One of the first reactions of the trade following the ultra-high release prices of the 2009s was to laser in on the best value back vintages. For many, that was the not-yet-bottled 2008.
‘There has been a lot of speculative trading by merchants hedging on the 2008s, with a view to reselling the wines once they are physical next year,’ says Richard Brierely of Vanquish Wines.
This was confirmed by trading platform Liv-ex, which recorded a burst of activity surrounding the 2008 clarets over the summer. Much of this was underpinned by the massive pricing differential between the two vintages, with no fewer than 85 châteaux’s 2009s trading at an average 93% premium to their 2008s.
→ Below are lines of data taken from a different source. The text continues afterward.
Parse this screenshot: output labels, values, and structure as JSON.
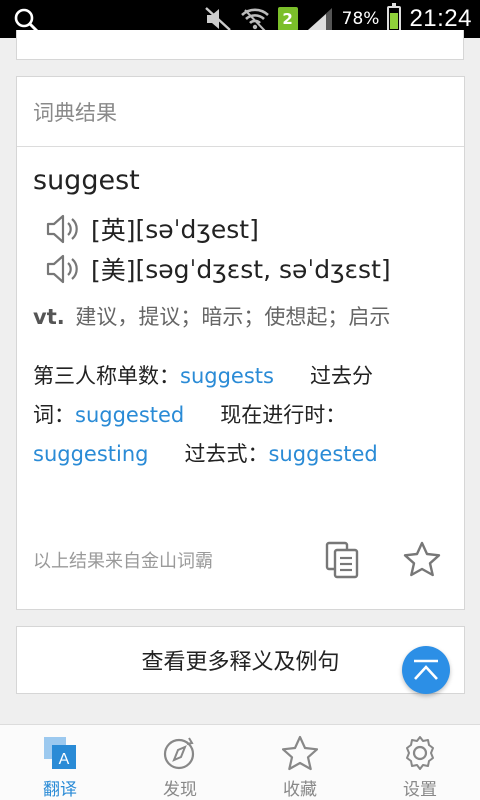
{
  "status_bar": {
    "sim": "2",
    "battery_percent": "78%",
    "battery_level": 0.78,
    "time": "21:24"
  },
  "dictionary": {
    "header": "词典结果",
    "word": "suggest",
    "pronunciations": [
      {
        "label": "[英]",
        "ipa": "[səˈdʒest]"
      },
      {
        "label": "[美]",
        "ipa": "[səgˈdʒɛst, səˈdʒɛst]"
      }
    ],
    "definition": {
      "pos": "vt.",
      "meaning": "建议，提议；暗示；使想起；启示"
    },
    "forms": [
      {
        "label": "第三人称单数：",
        "value": "suggests"
      },
      {
        "label": "过去分词：",
        "value": "suggested"
      },
      {
        "label": "现在进行时：",
        "value": "suggesting"
      },
      {
        "label": "过去式：",
        "value": "suggested"
      }
    ],
    "source": "以上结果来自金山词霸"
  },
  "more_button": "查看更多释义及例句",
  "bottom_nav": {
    "items": [
      {
        "label": "翻译",
        "active": true
      },
      {
        "label": "发现",
        "active": false
      },
      {
        "label": "收藏",
        "active": false
      },
      {
        "label": "设置",
        "active": false
      }
    ]
  },
  "colors": {
    "accent": "#2a8bd6",
    "fab": "#2c8fe6"
  }
}
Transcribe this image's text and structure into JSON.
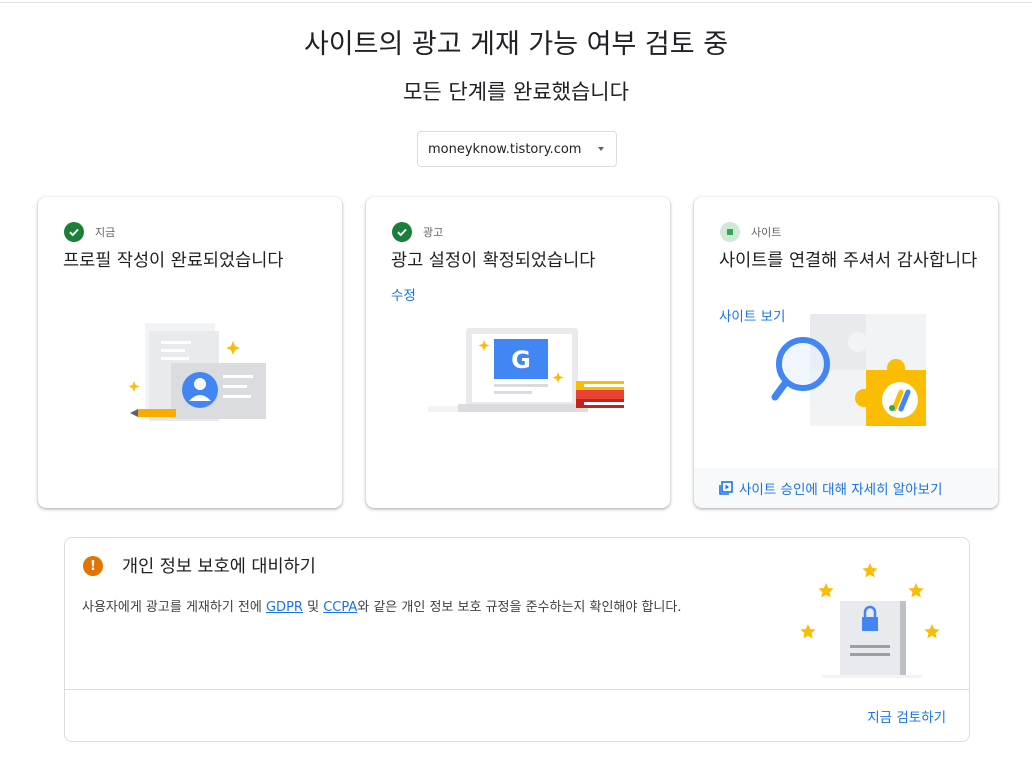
{
  "header": {
    "title": "사이트의 광고 게재 가능 여부 검토 중",
    "subtitle": "모든 단계를 완료했습니다",
    "site_select_value": "moneyknow.tistory.com"
  },
  "cards": [
    {
      "status_label": "지금",
      "title": "프로필 작성이 완료되었습니다",
      "status": "complete"
    },
    {
      "status_label": "광고",
      "title": "광고 설정이 확정되었습니다",
      "link": "수정",
      "status": "complete"
    },
    {
      "status_label": "사이트",
      "title": "사이트를 연결해 주셔서 감사합니다",
      "link": "사이트 보기",
      "footer_link": "사이트 승인에 대해 자세히 알아보기",
      "status": "pending"
    }
  ],
  "privacy": {
    "title": "개인 정보 보호에 대비하기",
    "text_before": "사용자에게 광고를 게재하기 전에 ",
    "link_gdpr": "GDPR",
    "text_and": " 및 ",
    "link_ccpa": "CCPA",
    "text_after": "와 같은 개인 정보 보호 규정을 준수하는지 확인해야 합니다.",
    "review_link": "지금 검토하기"
  },
  "colors": {
    "accent": "#1a73e8",
    "success": "#188038",
    "warning": "#e37400",
    "star": "#fbbc04"
  }
}
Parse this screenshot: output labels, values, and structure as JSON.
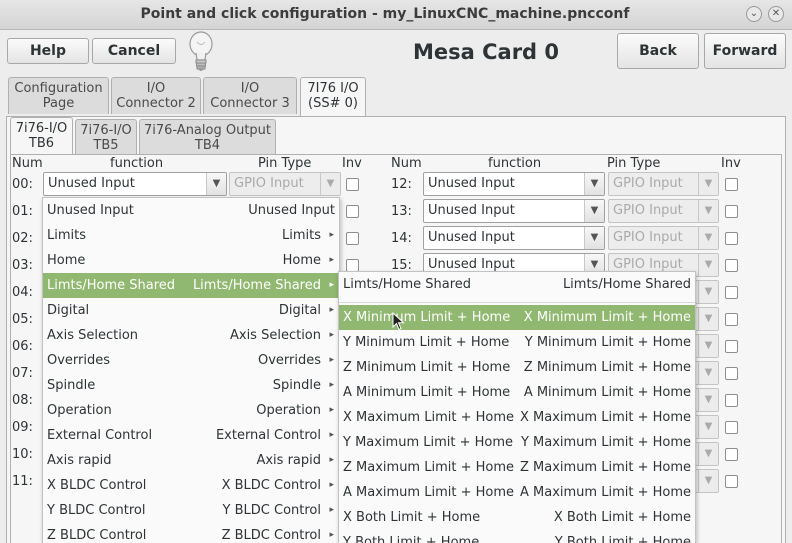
{
  "window": {
    "title": "Point and click configuration - my_LinuxCNC_machine.pncconf",
    "minimize": "⌄",
    "close": "✕"
  },
  "toolbar": {
    "help": "Help",
    "cancel": "Cancel",
    "back": "Back",
    "forward": "Forward",
    "card_title": "Mesa Card 0"
  },
  "main_tabs": [
    {
      "line1": "Configuration",
      "line2": "Page"
    },
    {
      "line1": "I/O",
      "line2": "Connector 2"
    },
    {
      "line1": "I/O",
      "line2": "Connector 3"
    },
    {
      "line1": "7I76 I/O",
      "line2": "(SS# 0)"
    }
  ],
  "sub_tabs": [
    {
      "line1": "7i76-I/O",
      "line2": "TB6"
    },
    {
      "line1": "7i76-I/O",
      "line2": "TB5"
    },
    {
      "line1": "7i76-Analog Output",
      "line2": "TB4"
    }
  ],
  "headers": {
    "num": "Num",
    "function": "function",
    "pin_type": "Pin Type",
    "inv": "Inv"
  },
  "left_rows": [
    "00:",
    "01:",
    "02:",
    "03:",
    "04:",
    "05:",
    "06:",
    "07:",
    "08:",
    "09:",
    "10:",
    "11:"
  ],
  "left_first": {
    "function": "Unused Input",
    "pin_type": "GPIO Input"
  },
  "right_rows": [
    {
      "num": "12:",
      "function": "Unused Input",
      "pin_type": "GPIO Input"
    },
    {
      "num": "13:",
      "function": "Unused Input",
      "pin_type": "GPIO Input"
    },
    {
      "num": "14:",
      "function": "Unused Input",
      "pin_type": "GPIO Input"
    },
    {
      "num": "15:",
      "function": "Unused Input",
      "pin_type": "GPIO Input"
    }
  ],
  "menu_items": [
    {
      "label": "Unused Input",
      "right": "Unused Input",
      "sub": false
    },
    {
      "label": "Limits",
      "right": "Limits",
      "sub": true
    },
    {
      "label": "Home",
      "right": "Home",
      "sub": true
    },
    {
      "label": "Limts/Home Shared",
      "right": "Limts/Home Shared",
      "sub": true
    },
    {
      "label": "Digital",
      "right": "Digital",
      "sub": true
    },
    {
      "label": "Axis Selection",
      "right": "Axis Selection",
      "sub": true
    },
    {
      "label": "Overrides",
      "right": "Overrides",
      "sub": true
    },
    {
      "label": "Spindle",
      "right": "Spindle",
      "sub": true
    },
    {
      "label": "Operation",
      "right": "Operation",
      "sub": true
    },
    {
      "label": "External Control",
      "right": "External Control",
      "sub": true
    },
    {
      "label": "Axis rapid",
      "right": "Axis rapid",
      "sub": true
    },
    {
      "label": "X BLDC Control",
      "right": "X BLDC Control",
      "sub": true
    },
    {
      "label": "Y BLDC Control",
      "right": "Y BLDC Control",
      "sub": true
    },
    {
      "label": "Z BLDC Control",
      "right": "Z BLDC Control",
      "sub": true
    }
  ],
  "submenu_header": {
    "label": "Limts/Home Shared",
    "right": "Limts/Home Shared"
  },
  "submenu_items": [
    {
      "label": "X Minimum Limit + Home",
      "right": "X Minimum Limit + Home"
    },
    {
      "label": "Y Minimum Limit + Home",
      "right": "Y Minimum Limit + Home"
    },
    {
      "label": "Z Minimum Limit + Home",
      "right": "Z Minimum Limit + Home"
    },
    {
      "label": "A Minimum Limit + Home",
      "right": "A Minimum Limit + Home"
    },
    {
      "label": "X Maximum Limit + Home",
      "right": "X Maximum Limit + Home"
    },
    {
      "label": "Y Maximum Limit + Home",
      "right": "Y Maximum Limit + Home"
    },
    {
      "label": "Z Maximum Limit + Home",
      "right": "Z Maximum Limit + Home"
    },
    {
      "label": "A Maximum Limit + Home",
      "right": "A Maximum Limit + Home"
    },
    {
      "label": "X Both Limit + Home",
      "right": "X Both Limit + Home"
    },
    {
      "label": "Y Both Limit + Home",
      "right": "Y Both Limit + Home"
    }
  ],
  "highlight_color": "#90b870"
}
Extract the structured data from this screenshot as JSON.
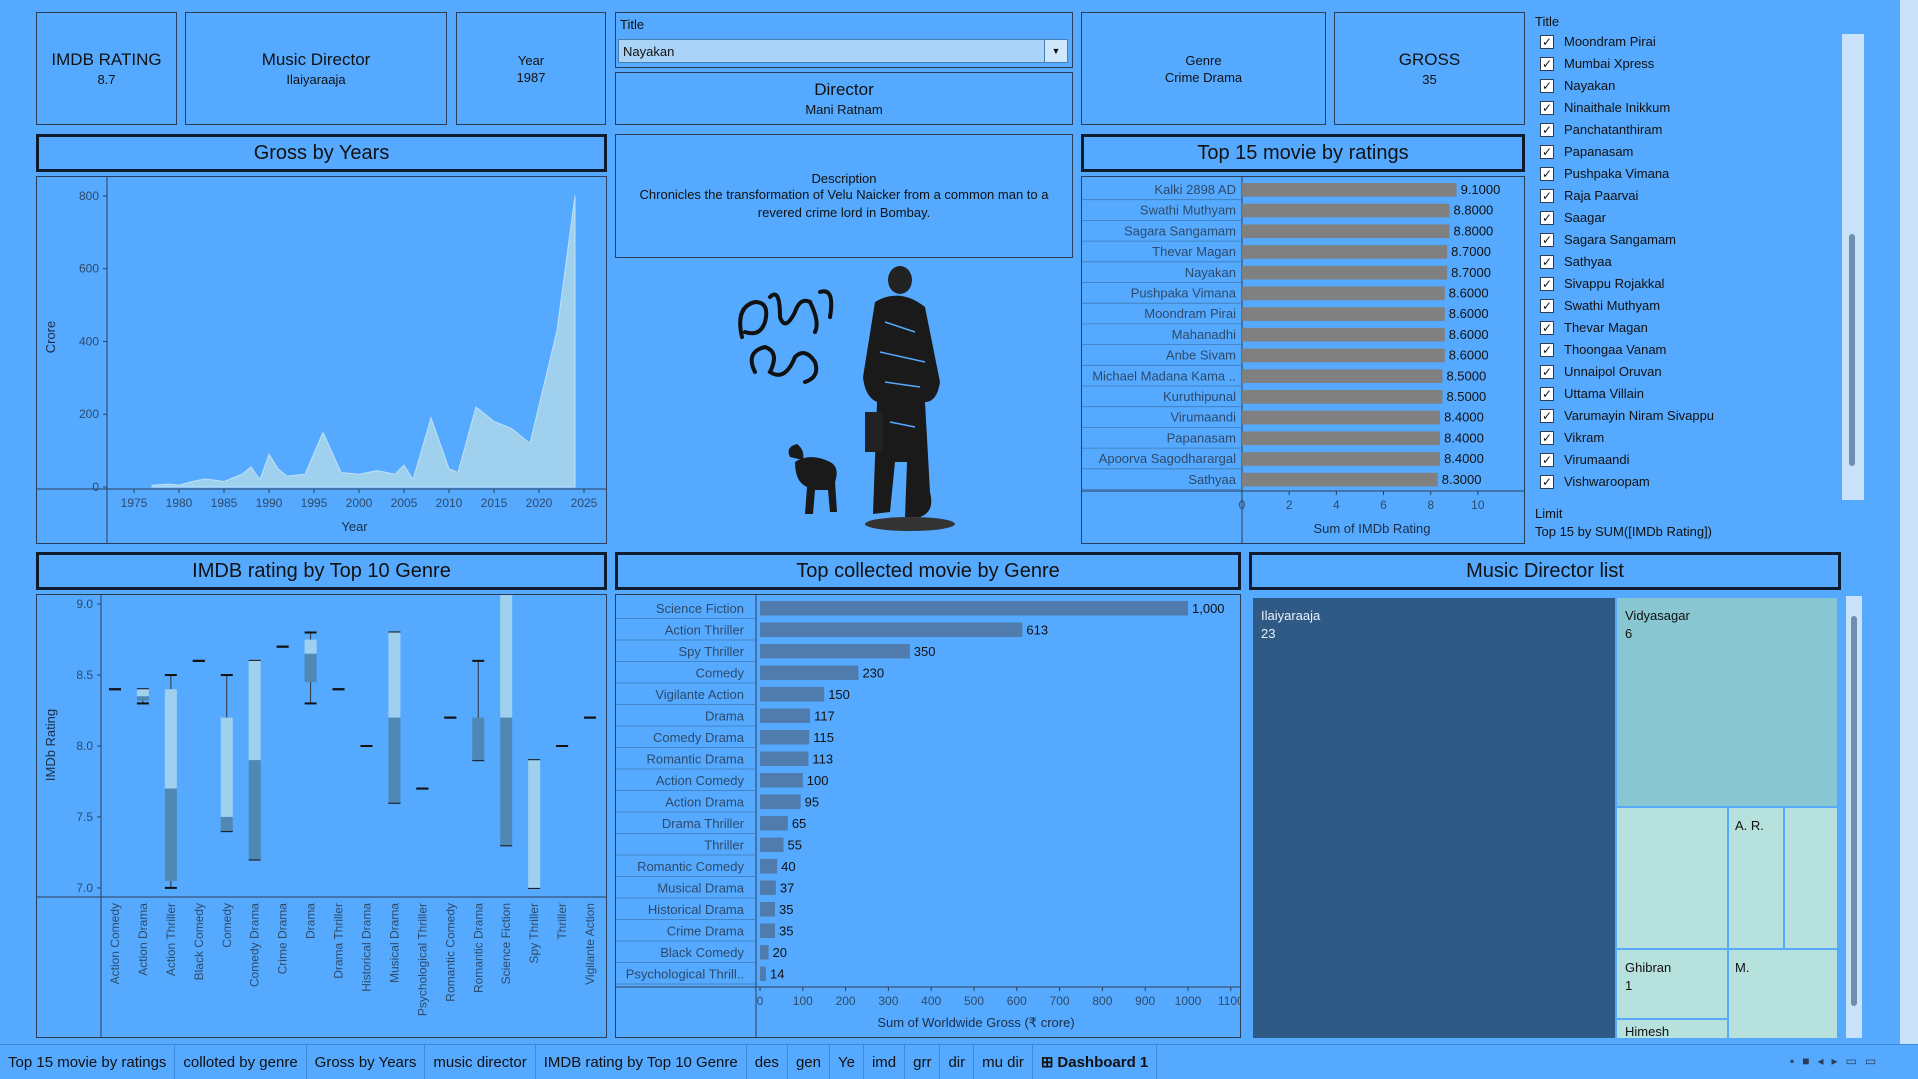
{
  "kpis": {
    "imdb": {
      "label": "IMDB RATING",
      "value": "8.7"
    },
    "music": {
      "label": "Music Director",
      "value": "Ilaiyaraaja"
    },
    "year": {
      "label": "Year",
      "value": "1987"
    },
    "genre": {
      "label": "Genre",
      "value": "Crime Drama"
    },
    "gross": {
      "label": "GROSS",
      "value": "35"
    },
    "director": {
      "label": "Director",
      "value": "Mani Ratnam"
    }
  },
  "title_filter": {
    "label": "Title",
    "selected": "Nayakan"
  },
  "description": {
    "label": "Description",
    "text": "Chronicles the transformation of Velu Naicker from a common man to a revered crime lord in Bombay."
  },
  "panel_titles": {
    "gross_by_years": "Gross by Years",
    "top15": "Top 15 movie by ratings",
    "imdb_genre": "IMDB rating by Top 10 Genre",
    "top_collected": "Top collected movie by Genre",
    "music_list": "Music Director list"
  },
  "title_list": {
    "header": "Title",
    "items": [
      "Moondram Pirai",
      "Mumbai Xpress",
      "Nayakan",
      "Ninaithale Inikkum",
      "Panchatanthiram",
      "Papanasam",
      "Pushpaka Vimana",
      "Raja Paarvai",
      "Saagar",
      "Sagara Sangamam",
      "Sathyaa",
      "Sivappu Rojakkal",
      "Swathi Muthyam",
      "Thevar Magan",
      "Thoongaa Vanam",
      "Unnaipol Oruvan",
      "Uttama Villain",
      "Varumayin Niram Sivappu",
      "Vikram",
      "Virumaandi",
      "Vishwaroopam"
    ],
    "check": "✓",
    "limit_label": "Limit",
    "limit_value": "Top 15 by SUM([IMDb Rating])"
  },
  "colors": {
    "background": "#55aaff",
    "area": "#9fd1ee",
    "bar_gray": "#808080",
    "bar_blue": "#4f7cac",
    "treemap_dark": "#2f5a86",
    "treemap_light": "#88c6d1",
    "treemap_pale": "#b7e1dc"
  },
  "chart_data": [
    {
      "id": "gross_by_years",
      "type": "area",
      "xlabel": "Year",
      "ylabel": "Crore",
      "xlim": [
        1972,
        2027
      ],
      "ylim": [
        0,
        830
      ],
      "x_ticks": [
        1975,
        1980,
        1985,
        1990,
        1995,
        2000,
        2005,
        2010,
        2015,
        2020,
        2025
      ],
      "y_ticks": [
        0,
        200,
        400,
        600,
        800
      ],
      "x": [
        1977,
        1979,
        1980,
        1981,
        1982,
        1983,
        1985,
        1987,
        1988,
        1989,
        1990,
        1991,
        1992,
        1994,
        1996,
        1998,
        2000,
        2002,
        2004,
        2005,
        2006,
        2008,
        2010,
        2011,
        2013,
        2015,
        2017,
        2019,
        2022,
        2024
      ],
      "values": [
        5,
        8,
        5,
        12,
        18,
        22,
        15,
        35,
        55,
        20,
        90,
        50,
        30,
        35,
        150,
        40,
        35,
        45,
        35,
        60,
        20,
        190,
        50,
        40,
        220,
        180,
        160,
        120,
        430,
        800
      ]
    },
    {
      "id": "top15",
      "type": "bar",
      "xlabel": "Sum of IMDb Rating",
      "ylabel": "",
      "xlim": [
        0,
        11.5
      ],
      "x_ticks": [
        0,
        2,
        4,
        6,
        8,
        10
      ],
      "categories": [
        "Kalki 2898 AD",
        "Swathi Muthyam",
        "Sagara Sangamam",
        "Thevar Magan",
        "Nayakan",
        "Pushpaka Vimana",
        "Moondram Pirai",
        "Mahanadhi",
        "Anbe Sivam",
        "Michael Madana Kama ..",
        "Kuruthipunal",
        "Virumaandi",
        "Papanasam",
        "Apoorva Sagodharargal",
        "Sathyaa"
      ],
      "values": [
        9.1,
        8.8,
        8.8,
        8.7,
        8.7,
        8.6,
        8.6,
        8.6,
        8.6,
        8.5,
        8.5,
        8.4,
        8.4,
        8.4,
        8.3
      ],
      "labels": [
        "9.1000",
        "8.8000",
        "8.8000",
        "8.7000",
        "8.7000",
        "8.6000",
        "8.6000",
        "8.6000",
        "8.6000",
        "8.5000",
        "8.5000",
        "8.4000",
        "8.4000",
        "8.4000",
        "8.3000"
      ]
    },
    {
      "id": "imdb_genre",
      "type": "box",
      "ylabel": "IMDb Rating",
      "ylim": [
        6.95,
        9.05
      ],
      "y_ticks": [
        "9.0",
        "8.5",
        "8.0",
        "7.5",
        "7.0"
      ],
      "categories": [
        "Action Comedy",
        "Action Drama",
        "Action Thriller",
        "Black Comedy",
        "Comedy",
        "Comedy Drama",
        "Crime Drama",
        "Drama",
        "Drama Thriller",
        "Historical Drama",
        "Musical Drama",
        "Psychological Thriller",
        "Romantic Comedy",
        "Romantic Drama",
        "Science Fiction",
        "Spy Thriller",
        "Thriller",
        "Vigilante Action"
      ],
      "boxes": [
        {
          "min": 8.4,
          "q1": 8.4,
          "med": 8.4,
          "q3": 8.4,
          "max": 8.4
        },
        {
          "min": 8.3,
          "q1": 8.32,
          "med": 8.35,
          "q3": 8.4,
          "max": 8.4
        },
        {
          "min": 7.0,
          "q1": 7.05,
          "med": 7.7,
          "q3": 8.4,
          "max": 8.5
        },
        {
          "min": 8.6,
          "q1": 8.6,
          "med": 8.6,
          "q3": 8.6,
          "max": 8.6
        },
        {
          "min": 7.4,
          "q1": 7.4,
          "med": 7.5,
          "q3": 8.2,
          "max": 8.5
        },
        {
          "min": 7.2,
          "q1": 7.2,
          "med": 7.9,
          "q3": 8.6,
          "max": 8.6
        },
        {
          "min": 8.7,
          "q1": 8.7,
          "med": 8.7,
          "q3": 8.7,
          "max": 8.7
        },
        {
          "min": 8.3,
          "q1": 8.45,
          "med": 8.65,
          "q3": 8.75,
          "max": 8.8
        },
        {
          "min": 8.4,
          "q1": 8.4,
          "med": 8.4,
          "q3": 8.4,
          "max": 8.4
        },
        {
          "min": 8.0,
          "q1": 8.0,
          "med": 8.0,
          "q3": 8.0,
          "max": 8.0
        },
        {
          "min": 7.6,
          "q1": 7.6,
          "med": 8.2,
          "q3": 8.8,
          "max": 8.8
        },
        {
          "min": 7.7,
          "q1": 7.7,
          "med": 7.7,
          "q3": 7.7,
          "max": 7.7
        },
        {
          "min": 8.2,
          "q1": 8.2,
          "med": 8.2,
          "q3": 8.2,
          "max": 8.2
        },
        {
          "min": 7.9,
          "q1": 7.9,
          "med": 8.2,
          "q3": 8.2,
          "max": 8.6
        },
        {
          "min": 7.3,
          "q1": 7.3,
          "med": 8.2,
          "q3": 9.1,
          "max": 9.1
        },
        {
          "min": 7.0,
          "q1": 7.0,
          "med": 7.0,
          "q3": 7.9,
          "max": 7.9
        },
        {
          "min": 8.0,
          "q1": 8.0,
          "med": 8.0,
          "q3": 8.0,
          "max": 8.0
        },
        {
          "min": 8.2,
          "q1": 8.2,
          "med": 8.2,
          "q3": 8.2,
          "max": 8.2
        }
      ]
    },
    {
      "id": "top_collected",
      "type": "bar",
      "xlabel": "Sum of Worldwide Gross (₹ crore)",
      "ylabel": "",
      "xlim": [
        0,
        1150
      ],
      "x_ticks": [
        0,
        100,
        200,
        300,
        400,
        500,
        600,
        700,
        800,
        900,
        1000,
        1100
      ],
      "categories": [
        "Science Fiction",
        "Action Thriller",
        "Spy Thriller",
        "Comedy",
        "Vigilante Action",
        "Drama",
        "Comedy Drama",
        "Romantic Drama",
        "Action Comedy",
        "Action Drama",
        "Drama Thriller",
        "Thriller",
        "Romantic Comedy",
        "Musical Drama",
        "Historical Drama",
        "Crime Drama",
        "Black Comedy",
        "Psychological Thrill.."
      ],
      "values": [
        1000,
        613,
        350,
        230,
        150,
        117,
        115,
        113,
        100,
        95,
        65,
        55,
        40,
        37,
        35,
        35,
        20,
        14
      ],
      "labels": [
        "1,000",
        "613",
        "350",
        "230",
        "150",
        "117",
        "115",
        "113",
        "100",
        "95",
        "65",
        "55",
        "40",
        "37",
        "35",
        "35",
        "20",
        "14"
      ]
    },
    {
      "id": "music_list",
      "type": "treemap",
      "items": [
        {
          "name": "Ilaiyaraaja",
          "value": 23
        },
        {
          "name": "Vidyasagar",
          "value": 6
        },
        {
          "name": "A. R.",
          "value": null
        },
        {
          "name": "Ghibran",
          "value": 1
        },
        {
          "name": "M.",
          "value": null
        },
        {
          "name": "Himesh",
          "value": null
        }
      ]
    }
  ],
  "tabs": [
    "Top 15 movie by ratings",
    "colloted by genre",
    "Gross by Years",
    "music director",
    "IMDB rating by Top 10 Genre",
    "des",
    "gen",
    "Ye",
    "imd",
    "grr",
    "dir",
    "mu dir",
    "Dashboard 1"
  ],
  "dashboard_icon": "⊞"
}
Are the two vintages really that far apart in terms of quality? Not according to Robert Parker. While he scores the 2009 vintage at an average rating of 94.1, the 2008 isn’t that far behind with an average rating of 92.5.
Moreover, some 2008s, such as Châteaux Palmer and Ausone, scored extremely highly in 2008 and are looking very good value in relation to their 2009s. For instance, the 2008 Palmer received a very creditable 95–97 and is trading at around £1,100. That’s less than half the price of the 2009 with a lesser rating of 94-96 points.
Even more anomalous is the 2008 Ausone. It still has a potentially perfect 96–100 score but costs £4,500 less than the 2009 with just 95-97 points.
However, some trade buyers are showing caution with regard to 2008, including Miles Davis of the Fine Wine Fund. ‘There has been a lot of highly speculative activity around the vintage, which does look cheap at face value.
The problem with 2008 is that we think Parker over-scored it, so we are far from sure about quality at this moment in time. We’d rather wait until the wines are in bottle and there’s more critical consensus around the winners and losers.’
Written by John Stimpfig